(For the week of May 24, 2010)
Great River Road Now Longest National Scenic Byway
by James L. Cummins

The Great River Road, which runs for 3,000 miles along the Mississippi River through 10 states, is now designated in all 10 states as a National Scenic Byway (NSB) by the U.S. Department of Transportation's Federal Highway Administration. Segments of the Great River Road in Louisiana, Tennessee, Kentucky and Mississippi recently received official designation, which means the Great River Road is the longest National Scenic Byway in the United States.

Tourism is a massive economic engine for the communities located along the Mississippi River and the Great River Road NSB connects communities as diverse as Saint Paul, Minnesota and New Orleans, Louisiana. Travel expenditures in the 109 counties and parishes located along the 10-state Great River Road NSB total $21 billion annually. Tourism also directly supports more than 348,000 jobs in these same counties and parishes.

The Great River Road – which is overseen by the 10-state Mississippi River Parkway Commission (MRPC) – serves as an important conduit bringing travel dollars into the region. The MRPC was established in 1938 by order of Congress to develop and oversee the Great River Road. Commissioners work to preserve, promote and enhance the Mississippi River Parkway for communities and travelers. The NSB designation in all 10 states is an enormous achievement for the entire MRPC organization.

“The MRPC had been working cooperatively with the remaining four states to support their efforts in completing the NSB designation process,” says Bill Seratt, the Pilot of the National MRPC. “All of the commissioners from each of the 10 states are so passionate about the incredible historical, cultural, recreational and scenic assets found along the Great River Road. Reaching this milestone is an important step toward bringing more attention, in terms of both visitors and federal dollars, to the center of the country.”

More than 2,800 projects on those roads, ranging from infrastructure improvements to marketing initiatives, have received over $308 million in federal funding since the program’s inception in 1992. The 10 Mississippi River states have received more than $25 million in grants from the NSB Program for the Great River Road. These designations raise the profile of a byway and provide opportunities for increased tourism. To be designated as a National Scenic Byway or All-American Road, highways must offer historical, natural or other intrinsic qualities.

For more information on the 10-state Great River Road or the Mississippi River Parkway Commission, visit www.experiencemississippiriver.com or call 1-866-763-8310.

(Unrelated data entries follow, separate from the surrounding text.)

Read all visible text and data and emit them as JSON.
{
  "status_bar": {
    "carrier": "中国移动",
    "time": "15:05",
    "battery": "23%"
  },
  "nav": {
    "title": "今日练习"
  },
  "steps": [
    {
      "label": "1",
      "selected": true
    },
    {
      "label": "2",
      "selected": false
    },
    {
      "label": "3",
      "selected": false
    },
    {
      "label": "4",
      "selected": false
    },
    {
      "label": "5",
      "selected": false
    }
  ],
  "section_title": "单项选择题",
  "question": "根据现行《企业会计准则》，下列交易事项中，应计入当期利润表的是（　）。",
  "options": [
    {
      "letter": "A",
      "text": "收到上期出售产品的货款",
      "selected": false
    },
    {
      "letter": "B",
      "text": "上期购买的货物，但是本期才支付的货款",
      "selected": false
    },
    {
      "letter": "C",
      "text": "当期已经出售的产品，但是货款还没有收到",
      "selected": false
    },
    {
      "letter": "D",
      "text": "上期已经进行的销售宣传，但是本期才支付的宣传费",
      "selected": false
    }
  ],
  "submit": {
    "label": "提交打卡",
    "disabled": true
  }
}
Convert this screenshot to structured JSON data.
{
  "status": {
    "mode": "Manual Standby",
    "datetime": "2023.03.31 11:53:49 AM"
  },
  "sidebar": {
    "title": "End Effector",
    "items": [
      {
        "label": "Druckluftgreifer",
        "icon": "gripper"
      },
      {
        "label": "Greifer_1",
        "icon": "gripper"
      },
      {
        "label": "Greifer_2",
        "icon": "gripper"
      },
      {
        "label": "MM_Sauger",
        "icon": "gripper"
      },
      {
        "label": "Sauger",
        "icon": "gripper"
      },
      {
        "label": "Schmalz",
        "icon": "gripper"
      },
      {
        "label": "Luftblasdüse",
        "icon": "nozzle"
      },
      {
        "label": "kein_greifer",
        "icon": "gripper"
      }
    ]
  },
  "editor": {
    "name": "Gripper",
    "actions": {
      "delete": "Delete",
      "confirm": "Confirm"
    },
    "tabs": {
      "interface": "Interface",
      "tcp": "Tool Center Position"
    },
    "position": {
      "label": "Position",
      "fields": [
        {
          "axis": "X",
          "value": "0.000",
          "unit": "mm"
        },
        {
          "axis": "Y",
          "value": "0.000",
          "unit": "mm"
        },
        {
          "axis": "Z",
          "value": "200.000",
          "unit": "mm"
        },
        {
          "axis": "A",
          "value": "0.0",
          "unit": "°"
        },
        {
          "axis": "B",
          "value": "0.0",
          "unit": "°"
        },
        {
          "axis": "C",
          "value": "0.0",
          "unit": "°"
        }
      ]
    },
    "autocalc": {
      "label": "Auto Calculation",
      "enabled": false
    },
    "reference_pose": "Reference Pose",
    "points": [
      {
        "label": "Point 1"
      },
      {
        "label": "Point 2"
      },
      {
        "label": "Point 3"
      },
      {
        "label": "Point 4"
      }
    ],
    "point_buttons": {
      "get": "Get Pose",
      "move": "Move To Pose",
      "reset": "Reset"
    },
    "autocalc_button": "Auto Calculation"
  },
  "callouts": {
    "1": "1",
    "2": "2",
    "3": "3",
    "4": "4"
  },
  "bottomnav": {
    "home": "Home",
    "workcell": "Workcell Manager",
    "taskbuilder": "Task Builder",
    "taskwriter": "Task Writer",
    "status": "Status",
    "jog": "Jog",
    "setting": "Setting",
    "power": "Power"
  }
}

James L. Cummins is executive director of Wildlife Mississippi, a non-profit, conservation organization founded to conserve, restore and enhance fish, wildlife and plant resources throughout Mississippi.